US Dollar Dips Despite Jobs Data, Non Farm Payrolls May Impress

The US dollar continued on overall bearish momentum, as disappointing Factory Orders data allowed greenback bears to push the currency lower ahead of tomorrow?s critical Non-Farm Payrolls report. Volume was reportedly light on the day, with few speculators willing to establish large positions ahead of the market-moving employment figures. Yet gains in global equity indices nonetheless allowed traders to send the dollar lower against higher-yielding counterparts, leaving hopes for a short-term rebound in the carry trade.

The Euro saw its first gain in three days, adding a modest 25 points off of yesterday?s close to $1.3691. British pound bulls likewise enjoyed a small bounce, with the currency up 34 points to $2.0355. The low-yielding Japanese Yen was the only major currency to dip against the greenback, as the dollar added ¥0.31 to ¥119.22 through time of writing.
Morning economic data showed that Initial Jobless Claims rose less than expected in the week ending July 28, suggesting that there indeed remains risk to the topside for tomorrow?s Non Farm Payrolls report. The relatively second-tier economic report failed to move markets, but it does imply that fears over the domestic labor market may be overdone. Recent ADP Employment change data sparked worries that official Bureau of Labor Statistics figures would show significantly lower jobs growth in July. Yet a 4-week average Initial Jobless Claims of 305,500 represents the lowest total of new unemployment claims since May?when the economy added an above-trend 190,000 jobs. Based on this alone, we could expect tomorrow?s NFP?s to come in strongly above consensus forecasts of 127K. Of course, conflicting reports make outlook significantly less clear and create a sure recipe for volatility regardless of the outcome.

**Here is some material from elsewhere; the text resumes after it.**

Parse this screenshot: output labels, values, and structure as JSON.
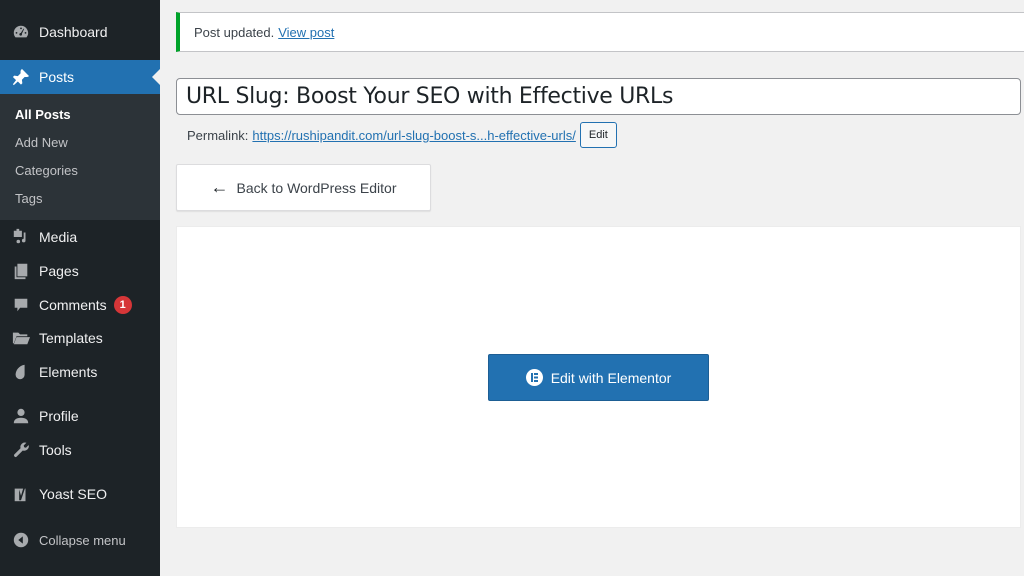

Later morning data showed that Factory Orders gained less than expected through the month of June. The headline print showed the fastest pace of growth March, but additional orders were largely due to a jump in aircraft demand. The Ex-Transportation index actually dipped 0.5 percent through the same period, while transportation surged 7.1 percent. Shipments likewise dipped in June at a 0.6 percent decline and inventories added 0.3 percent. The Inventory to Shipments ratio subsequently worsened to 1.25, matching March levels and indicating that growth in supply is outweighing demand for factory production. The report was net bearish for outlook on domestic industry, as aircraft demand cannot single-handedly sustain capital expenditures in the world’s largest economy. Currency markets used the opportunity to re-enter profitable dollar short positions, pulling the trade-weighted Dollar Index to weekly lows.
Stock markets moved modestly higher on the day?s trade, with positive earnings reports lending a bid to broad corporate shares. The Dow Jones Industrial Average inched 35 basis points higher to 13,409.27?its highest since Tuesday?s pronounced tumble. Tech stocks led the advances as the NASDAQ Composite rallied 0.5 percent to 2,567, while the S&P 500 remained nearly flat at +1.13 points to 1,466.94.
Fixed income markets temporarily broke their strong correlation with domestic equity indices, with the benchmark 10-Year Treasury Note up 7/32 points to 97 and 31/32. Yields dipped 3 basis points to multi-month lows at 4.76 percent.?